Do you use the same password at different websites? Most people do because they're unaware of the risks. According to Rockit, 18-24-year olds are the worst at doing this.
So, this is a problem? Well yes - if any of those websites gets hacked and your password stolen, then the attacker can log on and pretend to be you at any website you’ve used that same password. In other words, you’re pwned!
The word "pwned" originated from the online computer game World of Warcraft, where a map designer misspelt ‘owned’ (where own was intended to be used in the sense of 'conquer' or 'dominate'). When the computer beat a player, a message along the lines of: X has been owned should have been displayed. Instead, it said: X has been pwned. Conveniently, pwned is also a nice combination of the words 'power' and 'owned' or 'perfectly owned'. Regardless of its origin, pwned has gained currency in common parlence. It made it into the Oxford Dictionary in 2015 and simply means ‘defeated’ in any kind of competitive context.
Anyway, back in 2013 a security expert, Troy Hunt, was analysing data breaches for trends and patterns.
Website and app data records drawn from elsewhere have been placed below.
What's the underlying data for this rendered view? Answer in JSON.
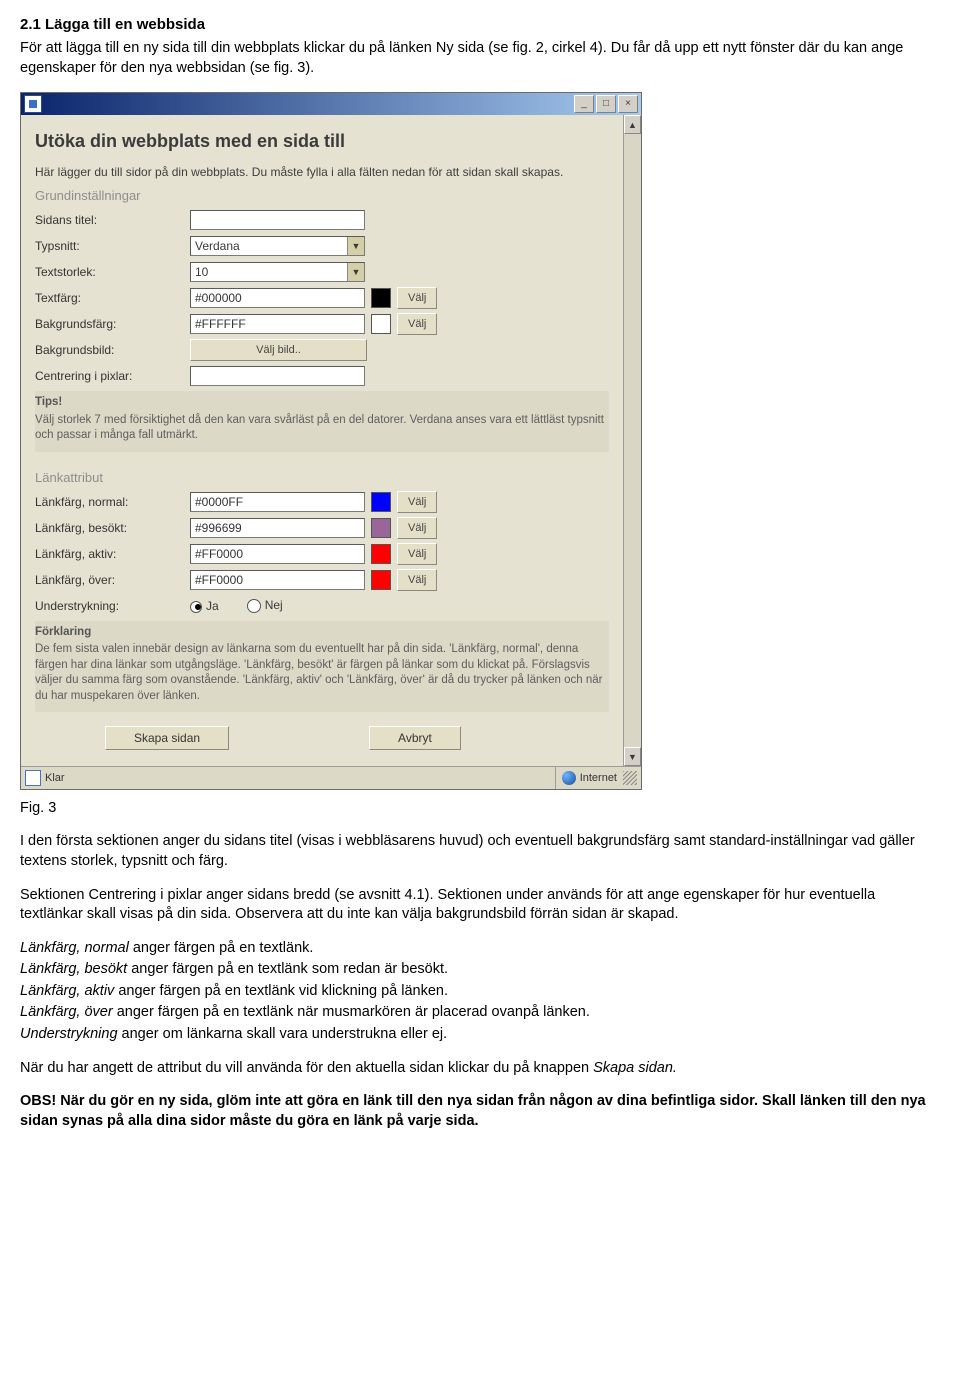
{
  "doc": {
    "heading": "2.1 Lägga till en webbsida",
    "intro": "För att lägga till en ny sida till din webbplats klickar du på länken Ny sida (se fig. 2, cirkel 4). Du får då upp ett nytt fönster där du kan ange egenskaper för den nya webbsidan (se fig. 3).",
    "caption": "Fig. 3",
    "para1": "I den första sektionen anger du sidans titel (visas i webbläsarens huvud) och eventuell bakgrundsfärg samt standard-inställningar vad gäller textens storlek, typsnitt och färg.",
    "para2": "Sektionen Centrering i pixlar anger sidans bredd (se avsnitt 4.1). Sektionen under används för att ange egenskaper för hur eventuella textlänkar skall visas på din sida. Observera att du inte kan välja bakgrundsbild förrän sidan är skapad.",
    "lines": {
      "l1a": "Länkfärg, normal",
      "l1b": " anger färgen på en textlänk.",
      "l2a": "Länkfärg, besökt",
      "l2b": " anger färgen på en textlänk som redan är besökt.",
      "l3a": "Länkfärg, aktiv",
      "l3b": " anger färgen på en textlänk vid klickning på länken.",
      "l4a": "Länkfärg, över",
      "l4b": " anger färgen på en textlänk när musmarkören är placerad ovanpå länken.",
      "l5a": "Understrykning",
      "l5b": " anger om länkarna skall vara understrukna eller ej."
    },
    "para3a": "När du har angett de attribut du vill använda för den aktuella sidan klickar du på knappen ",
    "para3b": "Skapa sidan.",
    "obs_label": "OBS!",
    "obs_text": " När du gör en ny sida, glöm inte att göra en länk till den nya sidan från någon av dina befintliga sidor. Skall länken till den nya sidan synas på alla dina sidor måste du göra en länk på varje sida."
  },
  "win": {
    "title": "Utöka din webbplats med en sida till",
    "intro": "Här lägger du till sidor på din webbplats. Du måste fylla i alla fälten nedan för att sidan skall skapas.",
    "sec1": "Grundinställningar",
    "rows1": {
      "titel": {
        "label": "Sidans titel:",
        "value": ""
      },
      "typsnitt": {
        "label": "Typsnitt:",
        "value": "Verdana"
      },
      "storlek": {
        "label": "Textstorlek:",
        "value": "10"
      },
      "textfarg": {
        "label": "Textfärg:",
        "value": "#000000",
        "swatch": "#000000"
      },
      "bgfarg": {
        "label": "Bakgrundsfärg:",
        "value": "#FFFFFF",
        "swatch": "#FFFFFF"
      },
      "bgbild": {
        "label": "Bakgrundsbild:",
        "button": "Välj bild.."
      },
      "centr": {
        "label": "Centrering i pixlar:",
        "value": ""
      }
    },
    "valj": "Välj",
    "tips_hdr": "Tips!",
    "tips": "Välj storlek 7 med försiktighet då den kan vara svårläst på en del datorer. Verdana anses vara ett lättläst typsnitt och passar i många fall utmärkt.",
    "sec2": "Länkattribut",
    "rows2": {
      "normal": {
        "label": "Länkfärg, normal:",
        "value": "#0000FF",
        "swatch": "#0000FF"
      },
      "besokt": {
        "label": "Länkfärg, besökt:",
        "value": "#996699",
        "swatch": "#996699"
      },
      "aktiv": {
        "label": "Länkfärg, aktiv:",
        "value": "#FF0000",
        "swatch": "#FF0000"
      },
      "over": {
        "label": "Länkfärg, över:",
        "value": "#FF0000",
        "swatch": "#FF0000"
      }
    },
    "under_label": "Understrykning:",
    "ja": "Ja",
    "nej": "Nej",
    "expl_hdr": "Förklaring",
    "expl": "De fem sista valen innebär design av länkarna som du eventuellt har på din sida. 'Länkfärg, normal', denna färgen har dina länkar som utgångsläge. 'Länkfärg, besökt' är färgen på länkar som du klickat på. Förslagsvis väljer du samma färg som ovanstående. 'Länkfärg, aktiv' och 'Länkfärg, över' är då du trycker på länken och när du har muspekaren över länken.",
    "btn_create": "Skapa sidan",
    "btn_cancel": "Avbryt",
    "status_ready": "Klar",
    "status_zone": "Internet"
  },
  "colors": {
    "textfarg": "#000000",
    "bgfarg": "#FFFFFF",
    "normal": "#0000FF",
    "besokt": "#996699",
    "aktiv": "#FF0000",
    "over": "#FF0000"
  }
}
He realised that many breaches could harm users who might not even be aware their data was compromised. As a result, he developed the Have I Been Pwned website (HIBP).
HIBP allows you to check if any of your email addresses have been involved in a data breach. As of the time of writing HIBP has indexed over 10 billion pwned accounts over 478 pwned websites. You can check if any of your logons have been pwned by visiting https://haveibeenpwned.com/. Check it out!
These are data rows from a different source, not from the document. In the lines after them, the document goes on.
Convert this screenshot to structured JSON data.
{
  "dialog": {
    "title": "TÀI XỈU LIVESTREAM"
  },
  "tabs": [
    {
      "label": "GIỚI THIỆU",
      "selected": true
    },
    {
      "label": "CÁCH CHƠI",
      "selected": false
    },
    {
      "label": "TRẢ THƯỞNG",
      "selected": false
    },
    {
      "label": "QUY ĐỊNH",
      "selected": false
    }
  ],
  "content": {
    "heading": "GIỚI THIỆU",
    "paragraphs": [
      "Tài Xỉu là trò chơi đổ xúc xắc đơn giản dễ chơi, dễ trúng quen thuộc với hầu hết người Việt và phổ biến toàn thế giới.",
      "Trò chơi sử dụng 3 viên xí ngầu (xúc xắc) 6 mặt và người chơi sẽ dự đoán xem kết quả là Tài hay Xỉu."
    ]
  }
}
Visit haveibeenpwned.com to check if you’ve been pwned
Earlier this month Troy decided to open source HIBP following a failed (and extremely tiring) M&A process, and wrote this great blog article. He describes much of his journey with HIBP and explains why he decided to open source it. If you’re interested in this type of thing his experience makes for a great read.
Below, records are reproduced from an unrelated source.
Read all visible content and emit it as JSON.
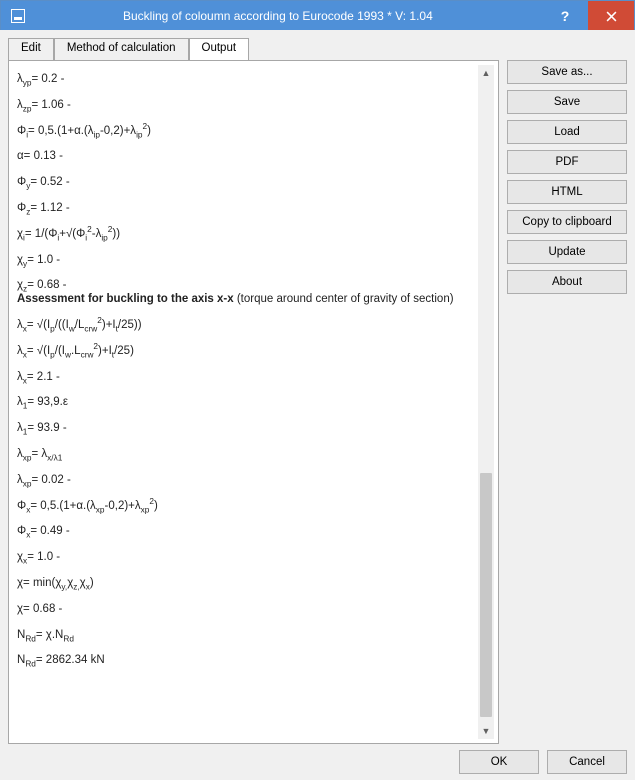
{
  "window": {
    "title": "Buckling of coloumn according to Eurocode 1993 * V: 1.04"
  },
  "tabs": {
    "edit": "Edit",
    "method": "Method of calculation",
    "output": "Output"
  },
  "sidebar": {
    "save_as": "Save as...",
    "save": "Save",
    "load": "Load",
    "pdf": "PDF",
    "html": "HTML",
    "copy_clip": "Copy to clipboard",
    "update": "Update",
    "about": "About"
  },
  "footer": {
    "ok": "OK",
    "cancel": "Cancel"
  },
  "output": {
    "l01": {
      "sym": "λ",
      "sub": "yp",
      "rhs": "= 0.2 -"
    },
    "l02": {
      "sym": "λ",
      "sub": "zp",
      "rhs": "= 1.06 -"
    },
    "l03": {
      "sym": "Φ",
      "sub": "i",
      "rhs": "= 0,5.(1+α.(λ",
      "sub2": "ip",
      "rhs2": "-0,2)+λ",
      "sub3": "ip",
      "sup3": "2",
      "rhs3": ")"
    },
    "l04": {
      "sym": "α",
      "sub": "",
      "rhs": "= 0.13 -"
    },
    "l05": {
      "sym": "Φ",
      "sub": "y",
      "rhs": "= 0.52 -"
    },
    "l06": {
      "sym": "Φ",
      "sub": "z",
      "rhs": "= 1.12 -"
    },
    "l07": {
      "sym": "χ",
      "sub": "i",
      "rhs": "= 1/(Φ",
      "sub2": "i",
      "rhs2": "+√(Φ",
      "sub3": "i",
      "sup3": "2",
      "rhs3": "-λ",
      "sub4": "ip",
      "sup4": "2",
      "rhs4": "))"
    },
    "l08": {
      "sym": "χ",
      "sub": "y",
      "rhs": "= 1.0 -"
    },
    "l09": {
      "sym": "χ",
      "sub": "z",
      "rhs": "= 0.68 -"
    },
    "heading": {
      "bold": "Assessment for buckling to the axis x-x",
      "rest": " (torque around center of gravity of section)"
    },
    "l10": {
      "sym": "λ",
      "sub": "x",
      "rhs": "= √(I",
      "sub2": "p",
      "rhs2": "/((I",
      "sub3": "w",
      "rhs3": "/L",
      "sub4": "crw",
      "sup4": "2",
      "rhs4": ")+I",
      "sub5": "t",
      "rhs5": "/25))"
    },
    "l11": {
      "sym": "λ",
      "sub": "x",
      "rhs": "= √(I",
      "sub2": "p",
      "rhs2": "/(I",
      "sub3": "w",
      "rhs3": ".L",
      "sub4": "crw",
      "sup4": "2",
      "rhs4": ")+I",
      "sub5": "t",
      "rhs5": "/25)"
    },
    "l12": {
      "sym": "λ",
      "sub": "x",
      "rhs": "= 2.1 -"
    },
    "l13": {
      "sym": "λ",
      "sub": "1",
      "rhs": "= 93,9.ε"
    },
    "l14": {
      "sym": "λ",
      "sub": "1",
      "rhs": "= 93.9 -"
    },
    "l15": {
      "sym": "λ",
      "sub": "xp",
      "rhs": "= λ",
      "sub2": "x/λ1"
    },
    "l16": {
      "sym": "λ",
      "sub": "xp",
      "rhs": "= 0.02 -"
    },
    "l17": {
      "sym": "Φ",
      "sub": "x",
      "rhs": "= 0,5.(1+α.(λ",
      "sub2": "xp",
      "rhs2": "-0,2)+λ",
      "sub3": "xp",
      "sup3": "2",
      "rhs3": ")"
    },
    "l18": {
      "sym": "Φ",
      "sub": "x",
      "rhs": "= 0.49 -"
    },
    "l19": {
      "sym": "χ",
      "sub": "x",
      "rhs": "= 1.0 -"
    },
    "l20": {
      "sym": "χ",
      "sub": "",
      "rhs": "= min(χ",
      "sub2": "y,",
      "rhs2": "χ",
      "sub3": "z,",
      "rhs3": "χ",
      "sub4": "x",
      "rhs4": ")"
    },
    "l21": {
      "sym": "χ",
      "sub": "",
      "rhs": "= 0.68 -"
    },
    "l22": {
      "sym": "N",
      "sub": "Rd",
      "rhs": "= χ.N",
      "sub2": "Rd"
    },
    "l23": {
      "sym": "N",
      "sub": "Rd",
      "rhs": "= 2862.34 kN"
    }
  },
  "scroll": {
    "thumb_top_pct": 61,
    "thumb_height_pct": 38
  }
}
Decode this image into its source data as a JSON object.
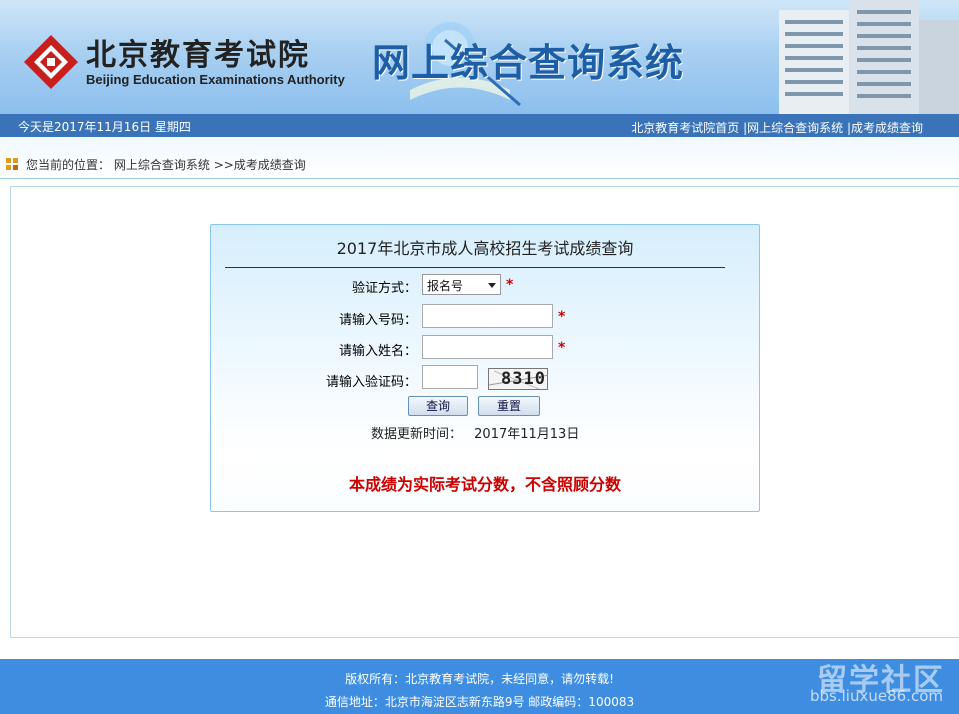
{
  "header": {
    "logo_cn": "北京教育考试院",
    "logo_en": "Beijing Education Examinations Authority",
    "system_title": "网上综合查询系统"
  },
  "datebar": {
    "date_text": "今天是2017年11月16日  星期四",
    "links": [
      "北京教育考试院首页",
      "网上综合查询系统",
      "成考成绩查询"
    ],
    "separator": " |"
  },
  "location": {
    "prefix": "您当前的位置：",
    "path": "网上综合查询系统",
    "arrow": ">>",
    "current": "成考成绩查询"
  },
  "form": {
    "title": "2017年北京市成人高校招生考试成绩查询",
    "verify_label": "验证方式：",
    "verify_selected": "报名号",
    "number_label": "请输入号码：",
    "name_label": "请输入姓名：",
    "captcha_label": "请输入验证码：",
    "captcha_text": "8310",
    "required_mark": "*",
    "query_button": "查询",
    "reset_button": "重置",
    "update_label": "数据更新时间：",
    "update_date": "2017年11月13日",
    "notice": "本成绩为实际考试分数，不含照顾分数"
  },
  "footer": {
    "copyright": "版权所有：北京教育考试院，未经同意，请勿转载!",
    "address": "通信地址：北京市海淀区志新东路9号  邮政编码：100083"
  },
  "watermark": {
    "text": "留学社区",
    "url": "bbs.liuxue86.com"
  },
  "colors": {
    "header_bar": "#3a73b7",
    "footer": "#3f8de0",
    "required": "#d40000",
    "notice": "#cc0000",
    "title_blue": "#1d5ea6"
  }
}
How to forget all your passwords (except for one)
It’s easy to protect yourself from this type of attack by using a password manager. The best thing about password managers is they remember your passwords for you, which means you can have as many of them as you like! They also generate stronger passwords than you could ever hope, and some even check HIPB automatically. This means you’re more secure and only need to remember one ‘master’ password.
If you work in IT you probably already use a password manager but if not, or know someone who doesn't, then check out this August 2020 article by Wired: The Best Password Managers to Secure Your Digital Life.
Many of these have family deals too, which are great if you have teenagers in your house or want to share passwords with your partner. An annual subscription might even make a good Christmas present!